Providers are gearing up for a fight over infrastructure funding, with lobbyists pushing for billions of dollars to modernize and expand facilities, build up the workforce and prepare for the next pandemic.
Congressional Democrats and President Joe Biden are working on a $2 trillion dollar infrastructure bill that touches on nearly every sector of the economy. It could represent the biggest investment in healthcare infrastructure seen in decades, particularly for hospitals serving vulnerable communities.
"Many hospitals that are serving the safety net have not gone through recent upgrades and are really in facilities that were meant for a much smaller patient population," said Carlos Jackson, vice president of legislative affairs for America's Essential Hospitals, which represents safety-net hospitals. "With the impact COVID-19 has had on communities and patients that are typically served by essential hospitals, we certainly want to ensure that our hospitals are able to be able to meet their needs in the next public health crisis, no matter when that comes."
The White House's high-level infrastructure and jobs proposal last week didn't include much funding for hospital improvements. The administration asked Congress to earmark $400 billion for expanding home and community-based care.
Democrats on the House Energy & Commerce Committee, which includes several allies of the hospital industry, included $10 billion in its infrastructure proposal to "reestablish" the historic Hill-Burton program, which funded the construction of hospitals and clinics from 1945 through the 1990s.
Under the House proposal, the $10 billion would be prioritized for projects that modernize facilities for public health preparedness and protecting against cybersecurity threats in the health system.
Jackson said the $10 billion is a "good start," but more funding would be appreciated because "the need is so great." He said he hopes the funds are targeted to hospitals and providers serving communities of color and others who have historically been hit hardest by public health threats.
Meanwhile, the Greater New York Hospital Association, a powerful lobbying presence in Washington, is asking Congress to spend $100 billion to "fully fund" the Hill-Burton program to deal with "rapidly deteriorating hospital infrastructure in rural and urban communities."

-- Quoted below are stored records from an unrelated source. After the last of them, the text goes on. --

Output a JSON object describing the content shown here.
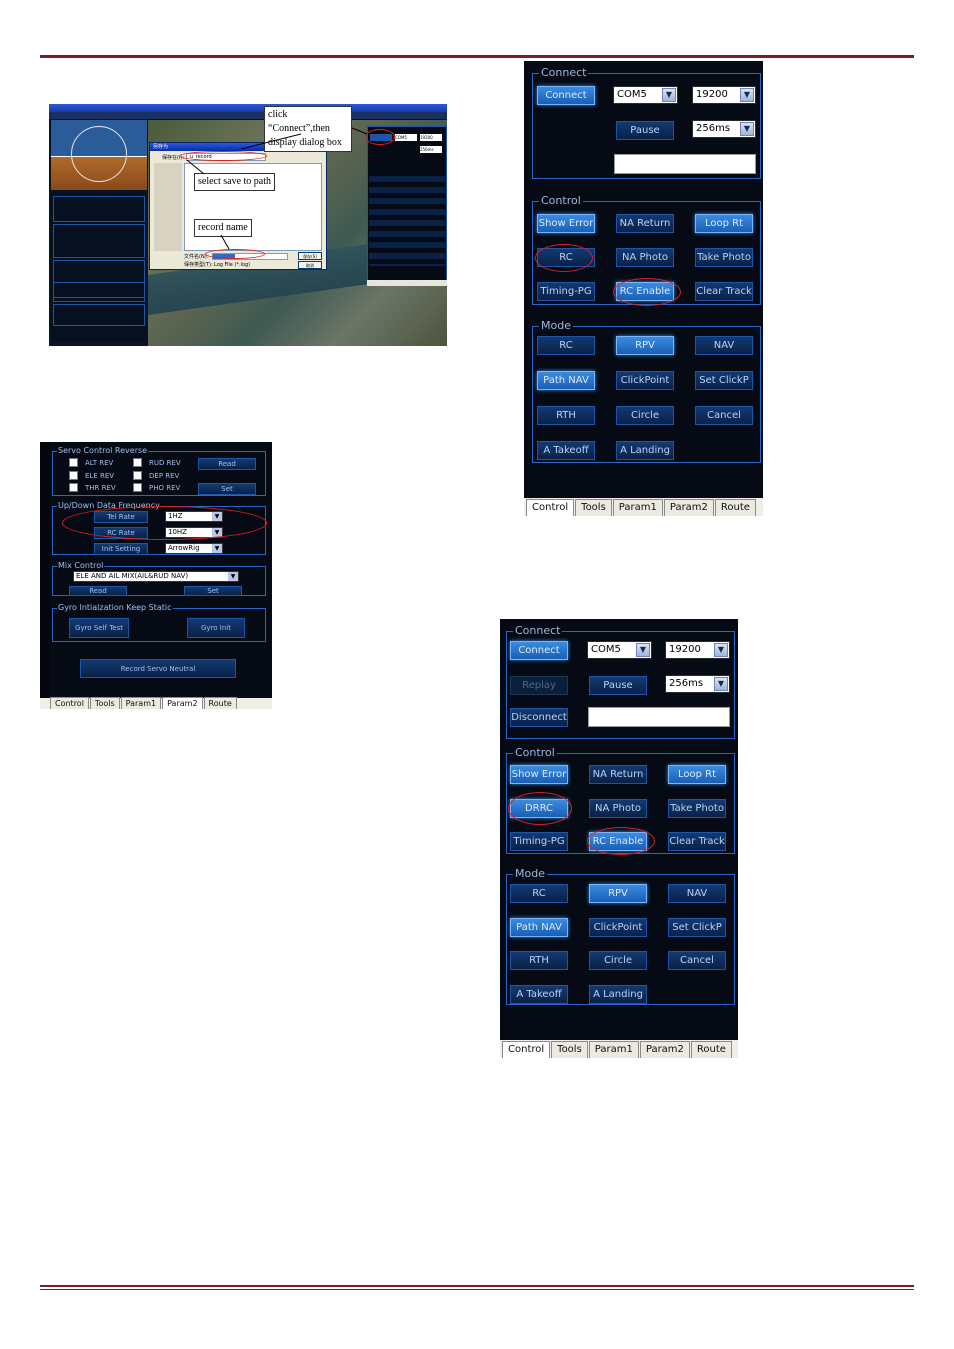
{
  "shot1": {
    "callout_connect": "click “Connect”,then display dialog box",
    "callout_path": "select save to path",
    "callout_name": "record name",
    "record_filename": "u_record",
    "file_label": "文件名(N):",
    "type_label": "保存类型(T):",
    "type_value": "Log File (*.log)",
    "save_button": "保存(S)",
    "cancel_button": "取消",
    "dialog_title": "另存为",
    "save_in_label": "保存在(I):",
    "port_value": "COM5",
    "baud_value": "19200",
    "interval_value": "256ms"
  },
  "param_panel": {
    "servo_group": "Servo Control Reverse",
    "alt_rev": "ALT REV",
    "rud_rev": "RUD REV",
    "ele_rev": "ELE REV",
    "dep_rev": "DEP REV",
    "thr_rev": "THR REV",
    "pho_rev": "PHO REV",
    "read": "Read",
    "set": "Set",
    "freq_group": "Up/Down Data Frequency",
    "tel_rate": "Tel Rate",
    "tel_rate_value": "1HZ",
    "rc_rate": "RC Rate",
    "rc_rate_value": "10HZ",
    "init_setting": "Init Setting",
    "init_value": "ArrowRig",
    "mix_group": "Mix Control",
    "mix_value": "ELE AND AIL MIX(AIL&RUD NAV)",
    "mix_read": "Read",
    "mix_set": "Set",
    "gyro_group": "Gyro Intialzation Keep Static",
    "gyro_self_test": "Gyro Self Test",
    "gyro_init": "Gyro Init",
    "record_servo": "Record Servo Neutral",
    "tabs": [
      "Control",
      "Tools",
      "Param1",
      "Param2",
      "Route"
    ]
  },
  "panel_a": {
    "connect_group": "Connect",
    "connect": "Connect",
    "port": "COM5",
    "baud": "19200",
    "pause": "Pause",
    "interval": "256ms",
    "control_group": "Control",
    "show_error": "Show Error",
    "na_return": "NA Return",
    "loop_rt": "Loop Rt",
    "rc": "RC",
    "na_photo": "NA Photo",
    "take_photo": "Take Photo",
    "timing_pg": "Timing-PG",
    "rc_enable": "RC Enable",
    "clear_track": "Clear Track",
    "mode_group": "Mode",
    "mode_rc": "RC",
    "mode_rpv": "RPV",
    "mode_nav": "NAV",
    "path_nav": "Path NAV",
    "clickpoint": "ClickPoint",
    "set_clickp": "Set ClickP",
    "rth": "RTH",
    "circle": "Circle",
    "cancel": "Cancel",
    "a_takeoff": "A Takeoff",
    "a_landing": "A Landing",
    "tabs": [
      "Control",
      "Tools",
      "Param1",
      "Param2",
      "Route"
    ]
  },
  "panel_b": {
    "connect_group": "Connect",
    "connect": "Connect",
    "port": "COM5",
    "baud": "19200",
    "replay": "Replay",
    "pause": "Pause",
    "interval": "256ms",
    "disconnect": "Disconnect",
    "control_group": "Control",
    "show_error": "Show Error",
    "na_return": "NA Return",
    "loop_rt": "Loop Rt",
    "drrc": "DRRC",
    "na_photo": "NA Photo",
    "take_photo": "Take Photo",
    "timing_pg": "Timing-PG",
    "rc_enable": "RC Enable",
    "clear_track": "Clear Track",
    "mode_group": "Mode",
    "mode_rc": "RC",
    "mode_rpv": "RPV",
    "mode_nav": "NAV",
    "path_nav": "Path NAV",
    "clickpoint": "ClickPoint",
    "set_clickp": "Set ClickP",
    "rth": "RTH",
    "circle": "Circle",
    "cancel": "Cancel",
    "a_takeoff": "A Takeoff",
    "a_landing": "A Landing",
    "tabs": [
      "Control",
      "Tools",
      "Param1",
      "Param2",
      "Route"
    ]
  }
}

"While some segments of the nation's healthcare delivery system are experiencing rapid redesign and innovation, scarce access to capital threatens to leave vulnerable communities behind," GNYHA wrote in its proposal to Congress.
The American Hospital Association is also pushing for additional funding for hospital infrastructure to "ensure the long-term viability of hospitals." AHA argues hospitals have lost billions of dollars because of the pandemic, forcing "delays in necessary capital spending."

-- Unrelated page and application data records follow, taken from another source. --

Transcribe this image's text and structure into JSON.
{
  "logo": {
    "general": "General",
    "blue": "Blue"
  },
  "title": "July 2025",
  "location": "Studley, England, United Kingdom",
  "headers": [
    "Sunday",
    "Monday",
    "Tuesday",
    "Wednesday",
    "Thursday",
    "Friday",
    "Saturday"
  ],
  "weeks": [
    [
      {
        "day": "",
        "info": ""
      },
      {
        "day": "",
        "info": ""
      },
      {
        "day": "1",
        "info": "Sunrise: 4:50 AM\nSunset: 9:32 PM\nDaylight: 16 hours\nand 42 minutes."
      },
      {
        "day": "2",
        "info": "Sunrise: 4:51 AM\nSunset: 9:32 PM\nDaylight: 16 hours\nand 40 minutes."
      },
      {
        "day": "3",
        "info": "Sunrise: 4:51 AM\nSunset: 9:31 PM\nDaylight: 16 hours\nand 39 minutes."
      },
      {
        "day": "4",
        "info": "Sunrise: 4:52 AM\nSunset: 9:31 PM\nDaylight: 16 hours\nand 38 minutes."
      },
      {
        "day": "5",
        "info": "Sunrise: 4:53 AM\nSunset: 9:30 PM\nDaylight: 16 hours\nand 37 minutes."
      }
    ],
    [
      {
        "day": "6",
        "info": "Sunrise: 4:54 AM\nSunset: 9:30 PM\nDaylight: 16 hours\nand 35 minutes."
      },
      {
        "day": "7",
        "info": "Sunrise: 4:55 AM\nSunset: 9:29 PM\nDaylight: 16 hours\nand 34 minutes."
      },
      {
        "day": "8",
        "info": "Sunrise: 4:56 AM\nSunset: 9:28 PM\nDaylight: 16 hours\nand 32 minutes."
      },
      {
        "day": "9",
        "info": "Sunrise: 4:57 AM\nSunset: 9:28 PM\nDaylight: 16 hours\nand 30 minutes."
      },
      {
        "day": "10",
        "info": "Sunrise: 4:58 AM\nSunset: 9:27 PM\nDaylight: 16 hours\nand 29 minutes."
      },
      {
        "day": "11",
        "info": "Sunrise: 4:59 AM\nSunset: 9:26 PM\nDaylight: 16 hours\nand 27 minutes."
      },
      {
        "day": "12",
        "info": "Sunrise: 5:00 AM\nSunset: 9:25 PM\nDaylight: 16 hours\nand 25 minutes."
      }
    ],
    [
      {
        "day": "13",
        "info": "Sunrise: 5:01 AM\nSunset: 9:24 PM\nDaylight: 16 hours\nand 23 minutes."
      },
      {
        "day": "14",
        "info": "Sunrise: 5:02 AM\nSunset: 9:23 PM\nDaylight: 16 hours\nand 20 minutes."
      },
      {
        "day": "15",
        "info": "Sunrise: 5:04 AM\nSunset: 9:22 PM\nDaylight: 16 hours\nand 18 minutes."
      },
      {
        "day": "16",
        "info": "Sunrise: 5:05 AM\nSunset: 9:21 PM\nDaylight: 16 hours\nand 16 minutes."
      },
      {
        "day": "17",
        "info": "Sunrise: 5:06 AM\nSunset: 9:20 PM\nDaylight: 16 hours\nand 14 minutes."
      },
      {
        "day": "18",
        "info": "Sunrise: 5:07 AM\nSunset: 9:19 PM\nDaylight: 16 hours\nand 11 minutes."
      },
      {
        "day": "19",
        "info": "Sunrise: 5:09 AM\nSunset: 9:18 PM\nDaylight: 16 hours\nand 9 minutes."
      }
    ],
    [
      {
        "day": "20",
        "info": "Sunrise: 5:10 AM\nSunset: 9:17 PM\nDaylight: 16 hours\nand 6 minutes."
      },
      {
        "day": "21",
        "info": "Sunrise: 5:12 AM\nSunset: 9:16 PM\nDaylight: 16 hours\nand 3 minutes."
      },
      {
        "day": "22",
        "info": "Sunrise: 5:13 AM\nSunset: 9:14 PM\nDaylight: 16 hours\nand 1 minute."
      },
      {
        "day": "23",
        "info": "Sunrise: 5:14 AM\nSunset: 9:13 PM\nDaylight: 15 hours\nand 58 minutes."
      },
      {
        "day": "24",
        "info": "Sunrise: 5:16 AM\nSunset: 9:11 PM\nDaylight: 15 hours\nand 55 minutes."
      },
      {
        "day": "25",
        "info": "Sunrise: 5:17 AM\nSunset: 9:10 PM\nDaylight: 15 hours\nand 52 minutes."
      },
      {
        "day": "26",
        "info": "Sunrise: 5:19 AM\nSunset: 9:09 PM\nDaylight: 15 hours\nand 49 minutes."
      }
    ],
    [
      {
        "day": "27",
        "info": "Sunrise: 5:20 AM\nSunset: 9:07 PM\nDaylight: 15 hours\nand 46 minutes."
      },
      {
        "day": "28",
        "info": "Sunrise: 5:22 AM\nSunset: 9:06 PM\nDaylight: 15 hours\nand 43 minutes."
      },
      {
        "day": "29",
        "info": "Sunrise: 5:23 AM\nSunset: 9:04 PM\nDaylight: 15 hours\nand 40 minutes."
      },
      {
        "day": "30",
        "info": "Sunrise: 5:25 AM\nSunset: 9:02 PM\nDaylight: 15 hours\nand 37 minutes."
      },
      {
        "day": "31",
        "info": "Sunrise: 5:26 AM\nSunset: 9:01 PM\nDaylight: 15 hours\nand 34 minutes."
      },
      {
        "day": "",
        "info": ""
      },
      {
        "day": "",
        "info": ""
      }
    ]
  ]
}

AHA also wants Congress to approve more funding for Hospital Preparedness Program (HPP), grants that help hospitals plan for and respond to large-scale emergencies and disasters. Hospitals have argued the HPP has been underfunded for years, and the money doesn't always make its way to providers.
It's not yet clear that those requests will eventually end up in the final infrastructure package, but hospitals have a big influence in Washington. Infrastructure is one of the issues the AHA spent $4.4 million lobbying Congress on in the 4th quarter of last year, according to lobbying disclosures.
The infrastructure discussions are still in the early stages with the House in recess since March 29. But Speaker Nancy Pelosi (D-Calif.) said last week she wants Congress to vote on a package by July 4.
Several groups representing providers including the AHA are lobbying for significant reforms to programs that train new physicians, pointing to a growing shortage of doctors. They're for Medicare to pay hospitals to train more residents through the Graduate Medical Education program.
Congress added 1,000 Medicare GME slots in a COVID-19 relief bill passed in December, but the number of residents Medicare pays for has largely been frozen since 1996. The American Association of Medical Colleges wants Congress to fund another 14,000 slots in the infrastructure bill.
Sen. Robert Menendez (D-N.J.) and Senate Majority Leader Chuck Schumer (D-N.Y.) — both strong allies of the hospital industry — cosponsored a bill to add those 14,000 slots, and it could be included in a larger infrastructure package.
"Physicians are in shortage. That's why this is so key," said Karen Fisher, chief public policy officer for the Association of American Medical Colleges.
However, the program is expensive, costing Medicare about $112,000 to $129,000 per residents. AAMC projects a shortage of between 54,100 and 139,000 physicians by 2033.
The American Academy of Family Physicians is lobbying Congress to include in the infrastructure package a bill that would increase Medicaid reimbursement rates for primary care providers.
Medicaid typically pays less money for services than Medicare and private insurance, disadvantaging small primary care doctors who see a lot Medicaid patients.
"That pay disparity really exacerbates the financial stability of primary care practices," said Stephanie Quinn, AAFP's director of government relations.
GNYHA and other groups also want Congress to make permanent telehealth waivers that were put in place by the federal government because of the pandemic, including allowing providers to provide services across state lines and allowing Medicare to pay for audio-only calls. Congress should also provide funding to providers to build up capacity for telehealth services, GNYHA says.